Print the records exactly as written, and let no picture into the answer.

** Opening SUPPLIED MATERIAL block **

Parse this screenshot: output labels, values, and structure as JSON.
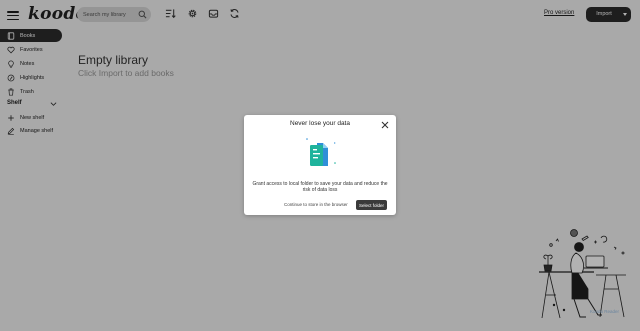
{
  "app": {
    "logo": "koodo"
  },
  "search": {
    "placeholder": "Search my library"
  },
  "header": {
    "pro_version": "Pro version",
    "import_label": "Import"
  },
  "sidebar": {
    "items": [
      {
        "label": "Books",
        "icon": "book-icon",
        "active": true
      },
      {
        "label": "Favorites",
        "icon": "heart-icon",
        "active": false
      },
      {
        "label": "Notes",
        "icon": "lightbulb-icon",
        "active": false
      },
      {
        "label": "Highlights",
        "icon": "highlight-icon",
        "active": false
      },
      {
        "label": "Trash",
        "icon": "trash-icon",
        "active": false
      }
    ],
    "shelf_heading": "Shelf",
    "shelf_items": [
      {
        "label": "New shelf",
        "icon": "plus-icon"
      },
      {
        "label": "Manage shelf",
        "icon": "pencil-icon"
      }
    ]
  },
  "main": {
    "title": "Empty library",
    "subtitle": "Click Import to add books"
  },
  "modal": {
    "title": "Never lose your data",
    "description": "Grant access to local folder to save your data and reduce the risk of data loss",
    "continue_label": "Continue to store in the browser",
    "select_label": "Select folder"
  },
  "colors": {
    "accent_dark": "#2c2c2c",
    "illustration_teal": "#1fb39c",
    "illustration_blue": "#2f8fd8"
  }
}
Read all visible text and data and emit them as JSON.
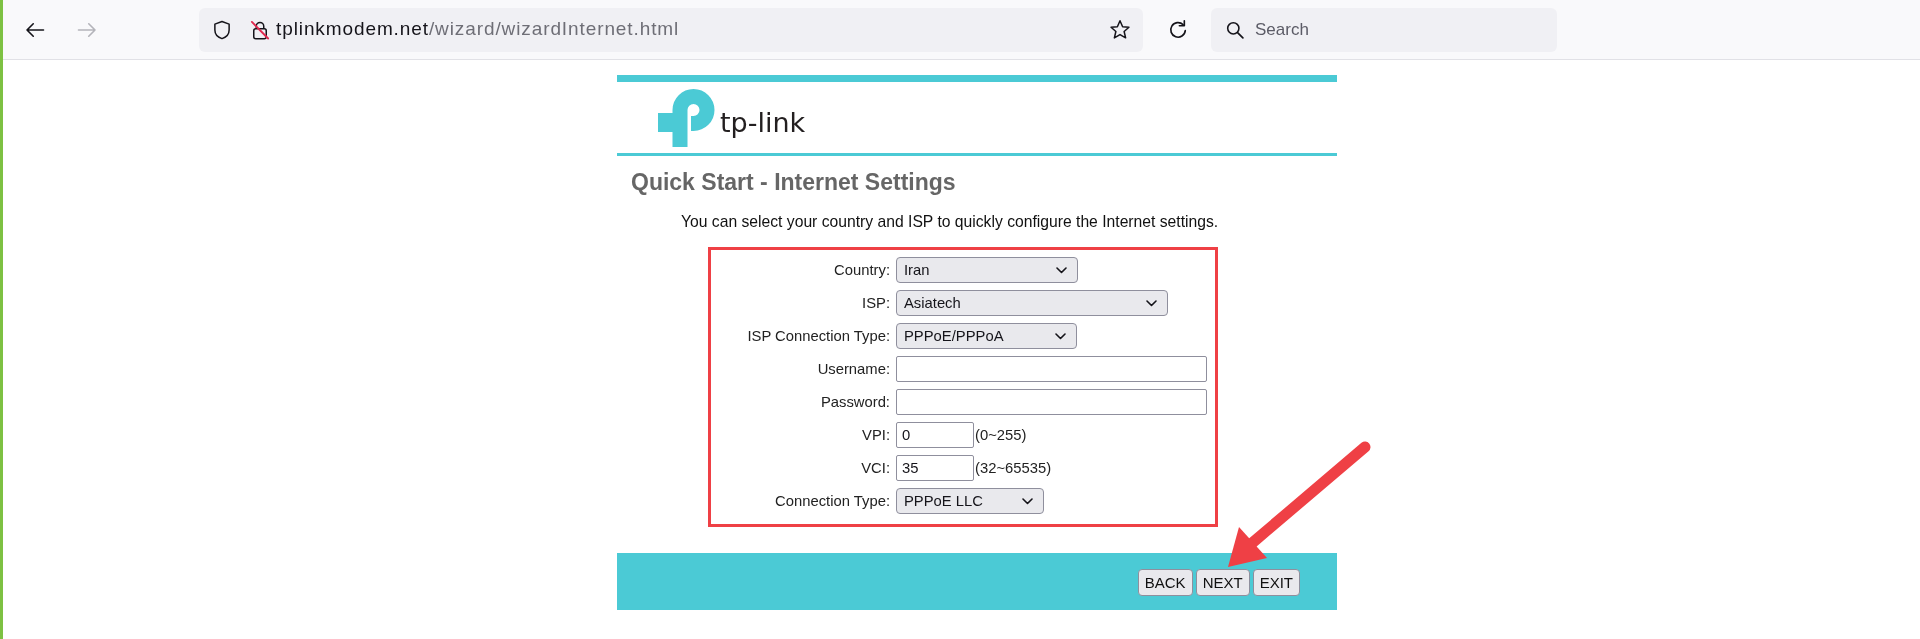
{
  "browser": {
    "nav": [
      {
        "kind": "back",
        "disabled": false
      },
      {
        "kind": "forward",
        "disabled": true
      }
    ],
    "address": {
      "host": "tplinkmodem.net",
      "path": "/wizard/wizardInternet.html"
    },
    "search": {
      "placeholder": "Search"
    }
  },
  "page": {
    "logo": "tp-link",
    "title": "Quick Start - Internet Settings",
    "intro": "You can select your country and ISP to quickly configure the Internet settings.",
    "fields": [
      {
        "kind": "select",
        "label": "Country:",
        "value": "Iran"
      },
      {
        "kind": "select",
        "label": "ISP:",
        "value": "Asiatech"
      },
      {
        "kind": "select",
        "label": "ISP Connection Type:",
        "value": "PPPoE/PPPoA"
      },
      {
        "kind": "text",
        "label": "Username:"
      },
      {
        "kind": "password",
        "label": "Password:"
      },
      {
        "kind": "text",
        "label": "VPI:",
        "value": "0",
        "hint": "(0~255)"
      },
      {
        "kind": "text",
        "label": "VCI:",
        "value": "35",
        "hint": "(32~65535)"
      },
      {
        "kind": "select",
        "label": "Connection Type:",
        "value": "PPPoE LLC"
      }
    ],
    "buttons": [
      "BACK",
      "NEXT",
      "EXIT"
    ]
  }
}
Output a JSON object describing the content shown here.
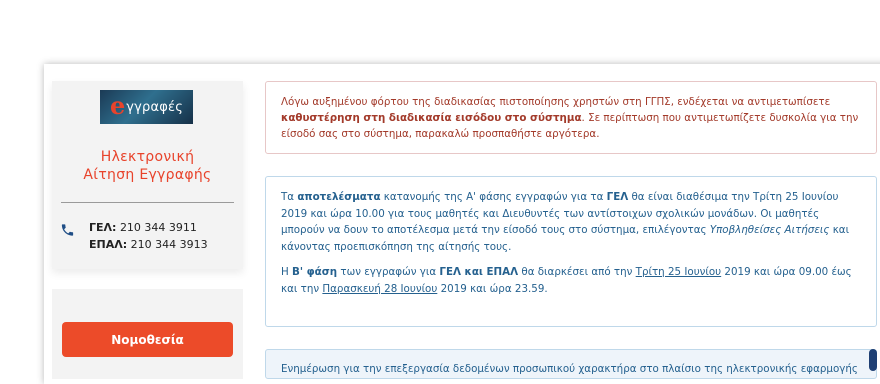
{
  "sidebar": {
    "logo": {
      "icon": "eggrafes-logo",
      "letter": "e",
      "word": "γγραφές"
    },
    "title_line1": "Ηλεκτρονική",
    "title_line2": "Αίτηση Εγγραφής",
    "phones": [
      {
        "label": "ΓΕΛ:",
        "number": "210 344 3911"
      },
      {
        "label": "ΕΠΑΛ:",
        "number": "210 344 3913"
      }
    ],
    "phone_icon": "phone-icon",
    "law_button": "Νομοθεσία"
  },
  "alerts": {
    "danger": {
      "part1": "Λόγω αυξημένου φόρτου της διαδικασίας πιστοποίησης χρηστών στη ΓΓΠΣ, ενδέχεται να αντιμετωπίσετε ",
      "bold": "καθυστέρηση στη διαδικασία εισόδου στο σύστημα",
      "part2": ". Σε περίπτωση που αντιμετωπίζετε δυσκολία για την είσοδό σας στο σύστημα, παρακαλώ προσπαθήστε αργότερα."
    },
    "info": {
      "p1_a": "Τα ",
      "p1_bold1": "αποτελέσματα",
      "p1_b": " κατανομής της Α' φάσης εγγραφών για τα ",
      "p1_bold2": "ΓΕΛ",
      "p1_c": " θα είναι διαθέσιμα την Τρίτη 25 Ιουνίου 2019 και ώρα 10.00 για τους μαθητές και Διευθυντές των αντίστοιχων σχολικών μονάδων. Οι μαθητές μπορούν να δουν το αποτέλεσμα μετά την είσοδό τους στο σύστημα, επιλέγοντας ",
      "p1_italic": "Υποβληθείσες Αιτήσεις",
      "p1_d": " και κάνοντας προεπισκόπηση της αίτησής τους.",
      "p2_a": "Η ",
      "p2_bold1": "Β' φάση",
      "p2_b": " των εγγραφών για ",
      "p2_bold2": "ΓΕΛ και ΕΠΑΛ",
      "p2_c": " θα διαρκέσει από την ",
      "p2_u1": "Τρίτη 25 Ιουνίου",
      "p2_d": " 2019 και ώρα 09.00 έως και την ",
      "p2_u2": "Παρασκευή 28 Ιουνίου",
      "p2_e": " 2019 και ώρα 23.59."
    },
    "bottom": {
      "text": "Ενημέρωση για την επεξεργασία δεδομένων προσωπικού χαρακτήρα στο πλαίσιο της ηλεκτρονικής εφαρμογής"
    }
  },
  "colors": {
    "accent": "#ec4b29",
    "danger_text": "#a33a2a",
    "info_text": "#25618f",
    "sidebar_bg": "#f3f3f3"
  }
}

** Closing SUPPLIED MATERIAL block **

▶ **EXERCISE RESPONSE**
Parse this screenshot: output labels, values, and structure as JSON.
{
  "app": {
    "logo": "koodo"
  },
  "search": {
    "placeholder": "Search my library"
  },
  "header": {
    "pro_version": "Pro version",
    "import_label": "Import"
  },
  "sidebar": {
    "items": [
      {
        "label": "Books",
        "icon": "book-icon",
        "active": true
      },
      {
        "label": "Favorites",
        "icon": "heart-icon",
        "active": false
      },
      {
        "label": "Notes",
        "icon": "lightbulb-icon",
        "active": false
      },
      {
        "label": "Highlights",
        "icon": "highlight-icon",
        "active": false
      },
      {
        "label": "Trash",
        "icon": "trash-icon",
        "active": false
      }
    ],
    "shelf_heading": "Shelf",
    "shelf_items": [
      {
        "label": "New shelf",
        "icon": "plus-icon"
      },
      {
        "label": "Manage shelf",
        "icon": "pencil-icon"
      }
    ]
  },
  "main": {
    "title": "Empty library",
    "subtitle": "Click Import to add books"
  },
  "modal": {
    "title": "Never lose your data",
    "description": "Grant access to local folder to save your data and reduce the risk of data loss",
    "continue_label": "Continue to store in the browser",
    "select_label": "Select folder"
  },
  "colors": {
    "accent_dark": "#2c2c2c",
    "illustration_teal": "#1fb39c",
    "illustration_blue": "#2f8fd8"
  }
}
Read all visible text and data and emit them as JSON.
{
  "browser": {
    "nav": [
      {
        "kind": "back",
        "disabled": false
      },
      {
        "kind": "forward",
        "disabled": true
      }
    ],
    "address": {
      "host": "tplinkmodem.net",
      "path": "/wizard/wizardInternet.html"
    },
    "search": {
      "placeholder": "Search"
    }
  },
  "page": {
    "logo": "tp-link",
    "title": "Quick Start - Internet Settings",
    "intro": "You can select your country and ISP to quickly configure the Internet settings.",
    "fields": [
      {
        "kind": "select",
        "label": "Country:",
        "value": "Iran"
      },
      {
        "kind": "select",
        "label": "ISP:",
        "value": "Asiatech"
      },
      {
        "kind": "select",
        "label": "ISP Connection Type:",
        "value": "PPPoE/PPPoA"
      },
      {
        "kind": "text",
        "label": "Username:"
      },
      {
        "kind": "password",
        "label": "Password:"
      },
      {
        "kind": "text",
        "label": "VPI:",
        "value": "0",
        "hint": "(0~255)"
      },
      {
        "kind": "text",
        "label": "VCI:",
        "value": "35",
        "hint": "(32~65535)"
      },
      {
        "kind": "select",
        "label": "Connection Type:",
        "value": "PPPoE LLC"
      }
    ],
    "buttons": [
      "BACK",
      "NEXT",
      "EXIT"
    ]
  }
}
Output a JSON object describing the content shown here.
{
  "sidebar": {
    "logo": {
      "icon": "eggrafes-logo",
      "letter": "e",
      "word": "γγραφές"
    },
    "title_line1": "Ηλεκτρονική",
    "title_line2": "Αίτηση Εγγραφής",
    "phones": [
      {
        "label": "ΓΕΛ:",
        "number": "210 344 3911"
      },
      {
        "label": "ΕΠΑΛ:",
        "number": "210 344 3913"
      }
    ],
    "phone_icon": "phone-icon",
    "law_button": "Νομοθεσία"
  },
  "alerts": {
    "danger": {
      "part1": "Λόγω αυξημένου φόρτου της διαδικασίας πιστοποίησης χρηστών στη ΓΓΠΣ, ενδέχεται να αντιμετωπίσετε ",
      "bold": "καθυστέρηση στη διαδικασία εισόδου στο σύστημα",
      "part2": ". Σε περίπτωση που αντιμετωπίζετε δυσκολία για την είσοδό σας στο σύστημα, παρακαλώ προσπαθήστε αργότερα."
    },
    "info": {
      "p1_a": "Τα ",
      "p1_bold1": "αποτελέσματα",
      "p1_b": " κατανομής της Α' φάσης εγγραφών για τα ",
      "p1_bold2": "ΓΕΛ",
      "p1_c": " θα είναι διαθέσιμα την Τρίτη 25 Ιουνίου 2019 και ώρα 10.00 για τους μαθητές και Διευθυντές των αντίστοιχων σχολικών μονάδων. Οι μαθητές μπορούν να δουν το αποτέλεσμα μετά την είσοδό τους στο σύστημα, επιλέγοντας ",
      "p1_italic": "Υποβληθείσες Αιτήσεις",
      "p1_d": " και κάνοντας προεπισκόπηση της αίτησής τους.",
      "p2_a": "Η ",
      "p2_bold1": "Β' φάση",
      "p2_b": " των εγγραφών για ",
      "p2_bold2": "ΓΕΛ και ΕΠΑΛ",
      "p2_c": " θα διαρκέσει από την ",
      "p2_u1": "Τρίτη 25 Ιουνίου",
      "p2_d": " 2019 και ώρα 09.00 έως και την ",
      "p2_u2": "Παρασκευή 28 Ιουνίου",
      "p2_e": " 2019 και ώρα 23.59."
    },
    "bottom": {
      "text": "Ενημέρωση για την επεξεργασία δεδομένων προσωπικού χαρακτήρα στο πλαίσιο της ηλεκτρονικής εφαρμογής"
    }
  },
  "colors": {
    "accent": "#ec4b29",
    "danger_text": "#a33a2a",
    "info_text": "#25618f",
    "sidebar_bg": "#f3f3f3"
  }
}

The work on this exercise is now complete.